_Problem to work on:_ Find each line below that includes "Identity", then copy it.

_Given entries:_

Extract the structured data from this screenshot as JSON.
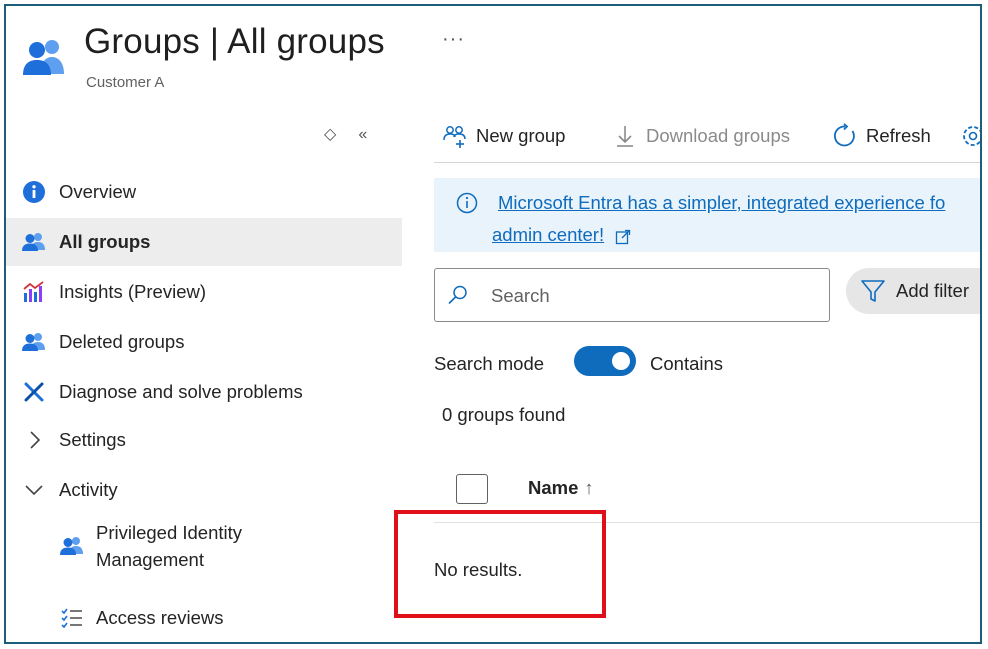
{
  "header": {
    "title": "Groups | All groups",
    "subtitle": "Customer A",
    "more_icon": "ellipsis-icon"
  },
  "sidebar": {
    "collapse_icons": [
      "sort-updown-icon",
      "double-chevron-left-icon"
    ],
    "items": [
      {
        "label": "Overview",
        "icon": "info-circle-icon",
        "active": false
      },
      {
        "label": "All groups",
        "icon": "groups-icon",
        "active": true
      },
      {
        "label": "Insights (Preview)",
        "icon": "insights-chart-icon",
        "active": false
      },
      {
        "label": "Deleted groups",
        "icon": "groups-icon",
        "active": false
      },
      {
        "label": "Diagnose and solve problems",
        "icon": "tools-cross-icon",
        "active": false
      },
      {
        "label": "Settings",
        "icon": "chevron-right-icon",
        "active": false
      },
      {
        "label": "Activity",
        "icon": "chevron-down-icon",
        "active": false
      },
      {
        "label": "Privileged Identity Management",
        "label_line1": "Privileged Identity",
        "label_line2": "Management",
        "icon": "groups-icon",
        "active": false
      },
      {
        "label": "Access reviews",
        "icon": "checklist-icon",
        "active": false
      }
    ]
  },
  "toolbar": {
    "new_group": "New group",
    "download_groups": "Download groups",
    "refresh": "Refresh"
  },
  "banner": {
    "line1": "Microsoft Entra has a simpler, integrated experience fo",
    "line2": "admin center!"
  },
  "search": {
    "placeholder": "Search",
    "value": ""
  },
  "filter": {
    "label": "Add filter"
  },
  "search_mode": {
    "label": "Search mode",
    "toggle_on": true,
    "value": "Contains"
  },
  "results": {
    "count_text": "0 groups found",
    "column_name": "Name",
    "sort_indicator": "↑",
    "empty_text": "No results."
  },
  "colors": {
    "accent": "#0f6cbd",
    "active_bg": "#ededed",
    "banner_bg": "#e8f3fc",
    "highlight_border": "#e0101a",
    "frame_border": "#1d5d7a"
  }
}
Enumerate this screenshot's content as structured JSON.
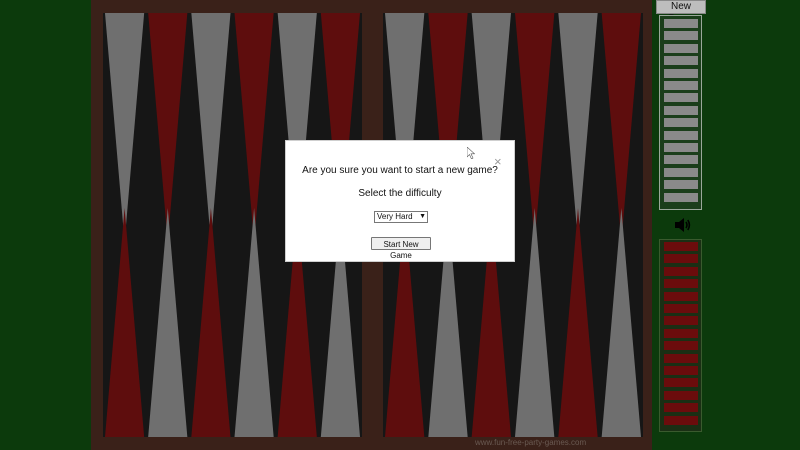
{
  "sidebar": {
    "new_game_label": "New Game",
    "top_stack_count": 15,
    "bottom_stack_count": 15,
    "sound_icon": "speaker-icon"
  },
  "board": {
    "watermark": "www.fun-free-party-games.com",
    "colors": {
      "frame": "#3a2119",
      "felt": "#161616",
      "red_point": "#5e0d0d",
      "gray_point": "#6f6f6f"
    }
  },
  "modal": {
    "question": "Are you sure you want to start a new game?",
    "subtitle": "Select the difficulty",
    "difficulty_selected": "Very Hard",
    "start_label": "Start New Game",
    "close_glyph": "×"
  }
}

_Output of the task:_
        "label": "Privileged Identity Management",
        "label_line1": "Privileged Identity",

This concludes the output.